“Great people with good ideas are still attracting attention,” John Balen, a general partner with Canaan Venture Partners in Menlo Park, California, told the E-Commerce Times. However, he added, “it’s back to basics.”
Numerous VCs are nursing wounds sustained when companies collapsed and stopped going public at a record clip. But most of the venture capital firms that trace their roots back to the pre-boom era are still hanging on, if not thriving.
“Those who came late to the party and tried to grab all the fun at once are hurting,” said Balen, whose firm’s investments include Commerce One, Network Engines and Interact Commerce.
This group of latecomers, which many long-time VCs refer to as “visitors,” can be said to include Internet incubators like Idealab, CMGI and Internet Capital Group, as well as deep-pocketed overseas investors like Softbank.
Softbank has begun to cash out of some of its successful plays, including Yahoo! and E*Trade, as it tries to cushion the blow of losses suffered at the hands of Webvan and Kozmo. Meanwhile, both CMGI and ICG have sold off or closed under-performing portfolio companies and have laid off dozens of workers in their effort to stay afloat.
For its part, Idealab now focuses as much on court proceedings as on investment options. A group of investors has sued to recoup about US$1 billion in capital poured into the incubator just before a planned IPO that never happened.
Idealab, founded in 1996 as the Internet boom was starting, is hoping to nurture firms like Cooking.com and CarsDirect.com, its strongest remaining swimmers in a portfolio that once included Eve.com and eToys. An Idealab spokesperson said the incubator is actively nurturing its existing companies and searching for new investment opportunities.
Meanwhile, companies are still being funded, but at a rate that compares most closely with pre-bubble days. According to the most recent MoneyTree survey from PricewaterhouseCoopers, Venture Economics and the National Venture Capital Association, total venture investment in the second quarter fell to $5.7 billion, an 11 percent decrease from the first quarter and the lowest total since the third quarter of 1998.

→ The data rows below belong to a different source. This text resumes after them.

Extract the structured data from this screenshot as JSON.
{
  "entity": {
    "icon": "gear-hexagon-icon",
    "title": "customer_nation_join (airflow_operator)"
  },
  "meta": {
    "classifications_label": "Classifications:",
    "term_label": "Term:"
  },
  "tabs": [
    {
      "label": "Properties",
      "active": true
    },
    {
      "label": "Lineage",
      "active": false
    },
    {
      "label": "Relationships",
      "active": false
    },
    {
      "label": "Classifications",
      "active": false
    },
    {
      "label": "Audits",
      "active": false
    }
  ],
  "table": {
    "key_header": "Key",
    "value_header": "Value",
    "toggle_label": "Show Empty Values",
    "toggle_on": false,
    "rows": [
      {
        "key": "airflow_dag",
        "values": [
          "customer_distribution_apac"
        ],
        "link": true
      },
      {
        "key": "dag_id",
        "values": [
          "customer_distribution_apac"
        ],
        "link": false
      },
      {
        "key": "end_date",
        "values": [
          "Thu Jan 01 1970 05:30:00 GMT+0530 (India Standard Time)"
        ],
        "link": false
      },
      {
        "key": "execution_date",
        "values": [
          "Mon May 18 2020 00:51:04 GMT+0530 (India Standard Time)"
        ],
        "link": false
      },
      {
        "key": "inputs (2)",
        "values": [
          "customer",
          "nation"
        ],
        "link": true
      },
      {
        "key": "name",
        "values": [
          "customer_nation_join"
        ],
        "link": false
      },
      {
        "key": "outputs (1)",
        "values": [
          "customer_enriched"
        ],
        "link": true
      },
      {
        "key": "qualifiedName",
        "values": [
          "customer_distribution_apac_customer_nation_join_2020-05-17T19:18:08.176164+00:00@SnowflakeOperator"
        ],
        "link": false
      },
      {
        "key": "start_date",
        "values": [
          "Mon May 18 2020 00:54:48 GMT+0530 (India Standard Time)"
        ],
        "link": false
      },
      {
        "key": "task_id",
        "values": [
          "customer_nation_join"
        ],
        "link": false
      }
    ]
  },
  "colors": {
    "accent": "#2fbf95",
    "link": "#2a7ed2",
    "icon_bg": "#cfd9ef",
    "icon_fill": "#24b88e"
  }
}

“Most venture firms are small and diverse and experienced enough to withstand the worst of times,” Mark Heesen, president of the National Venture Capital Association, told the E-Commerce Times. “Firms are preserving capital now, but are also remaining alert and working with longer time frames.”
Heesen said the history of venture capital in the United States shows that many successful firms are funded during economic and market downturns. “Firms can’t afford to shut it down,” he added — nor do investors want them to.
“Our investors realize we are in a high-risk, high-return environment,” Balen said.
In fact, one benefit of the tech fallout may be an increased awareness of how venture capital investments work. “A lot of new people were brought into the loop, and while some of them won’t be around [now], a lot of them have a new understanding of our industry,” Balen said. “That should help keep capital available going forward.”
Balen believes the availability of capital is critical, since innovation does not stop when the economy slows. He said many potentially great companies failed to materialize in the slow times of the early 1980s because of a lack of funding.
Still, even the most optimistic venture investors recognize that it may be a long time before the go-go days of the late 1990s return.
“I’ve learned to never say never,” Balen said. “When you look back at that peak, it’s hard to believe we got there at all. I think the question is, what time frame would we be talking about? In the reasonable near term, I think it’s doubtful — but beyond that, who knows?”